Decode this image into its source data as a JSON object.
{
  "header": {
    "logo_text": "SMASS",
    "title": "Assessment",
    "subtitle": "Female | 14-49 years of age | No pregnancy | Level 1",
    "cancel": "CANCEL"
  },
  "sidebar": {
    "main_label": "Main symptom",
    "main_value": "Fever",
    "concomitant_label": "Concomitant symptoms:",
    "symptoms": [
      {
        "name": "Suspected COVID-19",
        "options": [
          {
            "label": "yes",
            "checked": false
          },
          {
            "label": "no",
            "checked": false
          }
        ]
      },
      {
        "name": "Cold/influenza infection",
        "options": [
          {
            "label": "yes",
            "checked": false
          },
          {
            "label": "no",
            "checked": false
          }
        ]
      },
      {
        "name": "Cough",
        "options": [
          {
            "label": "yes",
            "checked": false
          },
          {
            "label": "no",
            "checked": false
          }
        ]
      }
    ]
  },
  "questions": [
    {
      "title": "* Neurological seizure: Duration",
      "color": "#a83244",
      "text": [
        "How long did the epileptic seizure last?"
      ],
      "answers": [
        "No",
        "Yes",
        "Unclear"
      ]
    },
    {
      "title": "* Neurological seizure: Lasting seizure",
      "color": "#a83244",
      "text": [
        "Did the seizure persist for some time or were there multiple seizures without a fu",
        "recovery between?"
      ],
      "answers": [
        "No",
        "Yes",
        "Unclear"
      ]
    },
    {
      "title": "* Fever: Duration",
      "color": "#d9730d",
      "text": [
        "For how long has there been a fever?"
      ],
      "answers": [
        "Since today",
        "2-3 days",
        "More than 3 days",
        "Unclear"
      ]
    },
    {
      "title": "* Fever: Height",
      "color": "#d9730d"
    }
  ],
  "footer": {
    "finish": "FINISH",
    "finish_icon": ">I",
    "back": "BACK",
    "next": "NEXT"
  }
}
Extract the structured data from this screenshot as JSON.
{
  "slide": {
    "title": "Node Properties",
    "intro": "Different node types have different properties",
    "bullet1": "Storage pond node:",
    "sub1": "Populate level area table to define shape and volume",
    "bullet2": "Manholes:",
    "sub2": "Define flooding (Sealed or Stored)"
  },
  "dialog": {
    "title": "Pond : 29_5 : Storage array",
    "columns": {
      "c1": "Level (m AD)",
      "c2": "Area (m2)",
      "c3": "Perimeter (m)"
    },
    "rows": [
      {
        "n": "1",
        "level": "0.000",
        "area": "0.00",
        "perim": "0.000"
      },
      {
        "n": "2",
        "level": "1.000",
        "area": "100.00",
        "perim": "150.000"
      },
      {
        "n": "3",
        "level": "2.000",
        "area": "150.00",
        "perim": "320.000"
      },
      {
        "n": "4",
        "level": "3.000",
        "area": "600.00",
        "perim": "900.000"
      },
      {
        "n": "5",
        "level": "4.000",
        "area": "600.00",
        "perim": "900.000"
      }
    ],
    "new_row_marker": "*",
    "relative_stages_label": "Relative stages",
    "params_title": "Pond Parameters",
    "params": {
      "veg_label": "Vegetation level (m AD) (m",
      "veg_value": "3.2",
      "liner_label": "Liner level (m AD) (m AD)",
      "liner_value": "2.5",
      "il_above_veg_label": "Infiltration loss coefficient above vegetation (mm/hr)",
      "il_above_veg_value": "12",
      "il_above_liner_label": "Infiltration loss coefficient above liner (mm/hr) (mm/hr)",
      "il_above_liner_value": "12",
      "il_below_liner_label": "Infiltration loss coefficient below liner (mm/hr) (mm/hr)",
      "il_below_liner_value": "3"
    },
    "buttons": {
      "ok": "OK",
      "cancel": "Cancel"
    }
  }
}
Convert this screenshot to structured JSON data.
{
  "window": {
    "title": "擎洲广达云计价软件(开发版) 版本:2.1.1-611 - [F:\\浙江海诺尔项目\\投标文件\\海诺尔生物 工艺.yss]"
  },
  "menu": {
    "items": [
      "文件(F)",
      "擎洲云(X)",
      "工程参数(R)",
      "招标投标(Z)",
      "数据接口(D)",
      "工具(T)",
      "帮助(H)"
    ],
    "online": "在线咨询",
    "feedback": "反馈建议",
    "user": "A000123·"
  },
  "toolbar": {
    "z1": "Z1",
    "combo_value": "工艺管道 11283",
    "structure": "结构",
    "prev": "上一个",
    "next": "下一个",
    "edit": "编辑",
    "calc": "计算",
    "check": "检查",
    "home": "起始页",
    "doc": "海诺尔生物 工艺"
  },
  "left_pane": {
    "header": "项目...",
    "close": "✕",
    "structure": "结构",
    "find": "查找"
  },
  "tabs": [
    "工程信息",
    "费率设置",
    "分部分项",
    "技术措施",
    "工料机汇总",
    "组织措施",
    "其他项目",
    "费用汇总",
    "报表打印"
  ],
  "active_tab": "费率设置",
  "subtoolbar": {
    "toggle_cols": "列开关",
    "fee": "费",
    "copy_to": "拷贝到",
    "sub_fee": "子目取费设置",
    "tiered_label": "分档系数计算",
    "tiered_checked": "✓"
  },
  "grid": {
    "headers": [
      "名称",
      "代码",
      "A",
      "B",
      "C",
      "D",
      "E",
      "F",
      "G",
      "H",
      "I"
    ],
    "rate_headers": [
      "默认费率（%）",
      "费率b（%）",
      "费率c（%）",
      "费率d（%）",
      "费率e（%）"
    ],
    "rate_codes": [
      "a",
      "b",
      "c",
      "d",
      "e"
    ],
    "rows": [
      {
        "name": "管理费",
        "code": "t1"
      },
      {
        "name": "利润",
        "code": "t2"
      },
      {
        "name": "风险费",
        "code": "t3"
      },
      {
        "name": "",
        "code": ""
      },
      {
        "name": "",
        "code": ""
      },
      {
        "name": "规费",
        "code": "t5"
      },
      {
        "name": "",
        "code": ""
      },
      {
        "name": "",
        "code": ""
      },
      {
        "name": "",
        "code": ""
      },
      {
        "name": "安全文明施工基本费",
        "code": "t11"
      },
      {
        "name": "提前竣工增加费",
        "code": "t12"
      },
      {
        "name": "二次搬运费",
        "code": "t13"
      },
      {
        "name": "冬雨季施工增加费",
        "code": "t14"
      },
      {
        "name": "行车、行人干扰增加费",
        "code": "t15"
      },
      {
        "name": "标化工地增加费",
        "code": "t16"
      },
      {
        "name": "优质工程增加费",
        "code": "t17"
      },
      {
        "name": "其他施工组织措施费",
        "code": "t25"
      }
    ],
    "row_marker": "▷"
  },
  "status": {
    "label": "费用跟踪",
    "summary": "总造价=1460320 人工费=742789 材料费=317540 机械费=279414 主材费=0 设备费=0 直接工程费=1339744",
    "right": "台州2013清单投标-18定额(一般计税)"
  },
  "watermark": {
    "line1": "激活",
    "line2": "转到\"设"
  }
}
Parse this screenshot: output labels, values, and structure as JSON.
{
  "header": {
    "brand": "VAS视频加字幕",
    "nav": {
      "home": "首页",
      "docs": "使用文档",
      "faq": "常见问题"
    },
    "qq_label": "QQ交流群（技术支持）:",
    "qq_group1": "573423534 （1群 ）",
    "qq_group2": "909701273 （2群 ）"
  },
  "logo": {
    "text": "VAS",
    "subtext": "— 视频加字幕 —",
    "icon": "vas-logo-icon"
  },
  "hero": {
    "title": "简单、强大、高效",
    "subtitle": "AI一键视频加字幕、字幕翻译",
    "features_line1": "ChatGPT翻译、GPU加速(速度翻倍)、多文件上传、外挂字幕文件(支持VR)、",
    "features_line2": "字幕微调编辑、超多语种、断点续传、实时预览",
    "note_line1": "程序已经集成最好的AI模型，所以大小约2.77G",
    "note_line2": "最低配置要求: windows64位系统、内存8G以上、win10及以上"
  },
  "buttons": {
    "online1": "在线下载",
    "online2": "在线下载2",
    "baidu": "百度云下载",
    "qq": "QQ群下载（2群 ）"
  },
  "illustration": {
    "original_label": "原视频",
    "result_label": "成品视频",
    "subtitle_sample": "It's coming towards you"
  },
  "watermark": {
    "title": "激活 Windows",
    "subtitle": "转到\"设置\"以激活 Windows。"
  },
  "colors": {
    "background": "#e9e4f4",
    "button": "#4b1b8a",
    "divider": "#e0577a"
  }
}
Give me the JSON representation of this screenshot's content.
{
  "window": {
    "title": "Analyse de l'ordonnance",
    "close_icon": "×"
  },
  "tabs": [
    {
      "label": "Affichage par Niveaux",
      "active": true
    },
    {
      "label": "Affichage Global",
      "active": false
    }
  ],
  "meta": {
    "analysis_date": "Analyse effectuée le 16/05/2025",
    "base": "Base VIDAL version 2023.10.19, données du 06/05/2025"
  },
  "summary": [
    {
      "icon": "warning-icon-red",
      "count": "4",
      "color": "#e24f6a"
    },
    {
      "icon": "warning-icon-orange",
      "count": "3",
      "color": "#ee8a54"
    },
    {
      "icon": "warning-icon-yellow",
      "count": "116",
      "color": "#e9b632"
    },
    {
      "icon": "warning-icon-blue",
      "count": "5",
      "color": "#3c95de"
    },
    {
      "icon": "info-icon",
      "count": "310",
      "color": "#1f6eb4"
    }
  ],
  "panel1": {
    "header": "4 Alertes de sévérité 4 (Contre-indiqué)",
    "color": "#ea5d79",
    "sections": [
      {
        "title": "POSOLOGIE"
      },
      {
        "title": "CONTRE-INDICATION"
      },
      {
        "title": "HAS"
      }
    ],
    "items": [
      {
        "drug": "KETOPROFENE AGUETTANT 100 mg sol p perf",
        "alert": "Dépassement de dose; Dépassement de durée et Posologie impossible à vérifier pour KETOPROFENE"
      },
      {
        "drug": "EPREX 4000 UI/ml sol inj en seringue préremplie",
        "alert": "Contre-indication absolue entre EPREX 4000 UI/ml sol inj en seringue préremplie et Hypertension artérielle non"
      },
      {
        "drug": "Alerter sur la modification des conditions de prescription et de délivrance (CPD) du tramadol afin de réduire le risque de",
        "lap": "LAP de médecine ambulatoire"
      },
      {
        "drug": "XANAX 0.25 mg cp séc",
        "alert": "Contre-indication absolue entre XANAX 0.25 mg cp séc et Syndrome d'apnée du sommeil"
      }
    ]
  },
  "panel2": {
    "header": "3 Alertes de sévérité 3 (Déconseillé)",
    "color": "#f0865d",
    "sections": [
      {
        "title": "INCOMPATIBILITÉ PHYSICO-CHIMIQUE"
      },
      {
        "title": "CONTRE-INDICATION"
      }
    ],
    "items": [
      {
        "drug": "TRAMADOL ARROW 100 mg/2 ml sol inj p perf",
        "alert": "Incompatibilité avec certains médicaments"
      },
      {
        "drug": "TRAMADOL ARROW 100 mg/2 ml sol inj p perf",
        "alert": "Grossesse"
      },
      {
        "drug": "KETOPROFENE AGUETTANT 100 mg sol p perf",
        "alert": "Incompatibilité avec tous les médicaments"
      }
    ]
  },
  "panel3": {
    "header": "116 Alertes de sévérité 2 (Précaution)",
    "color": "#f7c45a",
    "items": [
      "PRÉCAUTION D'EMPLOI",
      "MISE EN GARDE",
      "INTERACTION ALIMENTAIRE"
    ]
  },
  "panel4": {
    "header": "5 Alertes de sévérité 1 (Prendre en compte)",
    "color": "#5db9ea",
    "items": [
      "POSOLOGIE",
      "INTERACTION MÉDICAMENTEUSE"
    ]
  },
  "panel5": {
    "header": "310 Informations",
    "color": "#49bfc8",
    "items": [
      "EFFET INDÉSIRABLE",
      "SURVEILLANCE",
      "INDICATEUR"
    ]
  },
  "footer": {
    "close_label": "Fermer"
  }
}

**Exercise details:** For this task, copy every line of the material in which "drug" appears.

**Answer box:**
        "drug": "KETOPROFENE AGUETTANT 100 mg sol p perf",
        "drug": "EPREX 4000 UI/ml sol inj en seringue préremplie",
        "drug": "Alerter sur la modification des conditions de prescription et de délivrance (CPD) du tramadol afin de réduire le risque de",
        "drug": "XANAX 0.25 mg cp séc",
        "drug": "TRAMADOL ARROW 100 mg/2 ml sol inj p perf",
        "drug": "TRAMADOL ARROW 100 mg/2 ml sol inj p perf",
        "drug": "KETOPROFENE AGUETTANT 100 mg sol p perf",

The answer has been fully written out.